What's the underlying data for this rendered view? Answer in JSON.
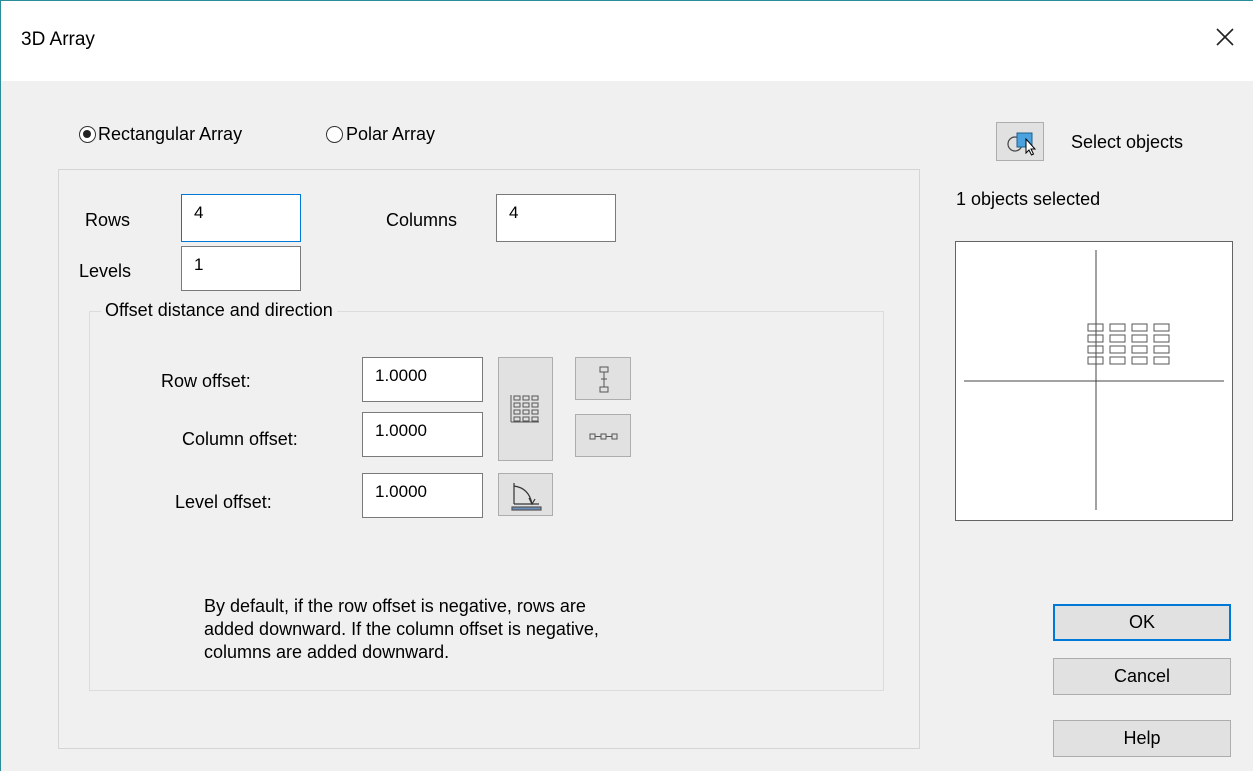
{
  "window": {
    "title": "3D Array",
    "close_icon": "close-icon"
  },
  "array_type": {
    "selected": "Rectangular Array",
    "options": [
      "Rectangular Array",
      "Polar Array"
    ]
  },
  "counts": {
    "rows_label": "Rows",
    "rows_value": "4",
    "columns_label": "Columns",
    "columns_value": "4",
    "levels_label": "Levels",
    "levels_value": "1"
  },
  "offsets": {
    "group_label": "Offset distance and direction",
    "row_offset_label": "Row offset:",
    "row_offset_value": "1.0000",
    "column_offset_label": "Column offset:",
    "column_offset_value": "1.0000",
    "level_offset_label": "Level offset:",
    "level_offset_value": "1.0000",
    "note": "By default, if the row offset is negative, rows are added downward. If the column offset is negative, columns are added downward."
  },
  "selection": {
    "select_objects_label": "Select objects",
    "status": "1 objects selected",
    "select_icon": "select-objects-icon"
  },
  "buttons": {
    "ok": "OK",
    "cancel": "Cancel",
    "help": "Help"
  },
  "preview": {
    "rows": 4,
    "columns": 4
  },
  "colors": {
    "accent": "#0078d7",
    "window_border": "#2a8d9a",
    "dialog_bg": "#f0f0f0"
  }
}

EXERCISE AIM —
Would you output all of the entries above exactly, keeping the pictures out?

EXERCISE OUTPUT —
What's the underlying data for this rendered view? Answer in JSON.
{
  "window": {
    "title": "3D Array",
    "close_icon": "close-icon"
  },
  "array_type": {
    "selected": "Rectangular Array",
    "options": [
      "Rectangular Array",
      "Polar Array"
    ]
  },
  "counts": {
    "rows_label": "Rows",
    "rows_value": "4",
    "columns_label": "Columns",
    "columns_value": "4",
    "levels_label": "Levels",
    "levels_value": "1"
  },
  "offsets": {
    "group_label": "Offset distance and direction",
    "row_offset_label": "Row offset:",
    "row_offset_value": "1.0000",
    "column_offset_label": "Column offset:",
    "column_offset_value": "1.0000",
    "level_offset_label": "Level offset:",
    "level_offset_value": "1.0000",
    "note": "By default, if the row offset is negative, rows are added downward. If the column offset is negative, columns are added downward."
  },
  "selection": {
    "select_objects_label": "Select objects",
    "status": "1 objects selected",
    "select_icon": "select-objects-icon"
  },
  "buttons": {
    "ok": "OK",
    "cancel": "Cancel",
    "help": "Help"
  },
  "preview": {
    "rows": 4,
    "columns": 4
  },
  "colors": {
    "accent": "#0078d7",
    "window_border": "#2a8d9a",
    "dialog_bg": "#f0f0f0"
  }
}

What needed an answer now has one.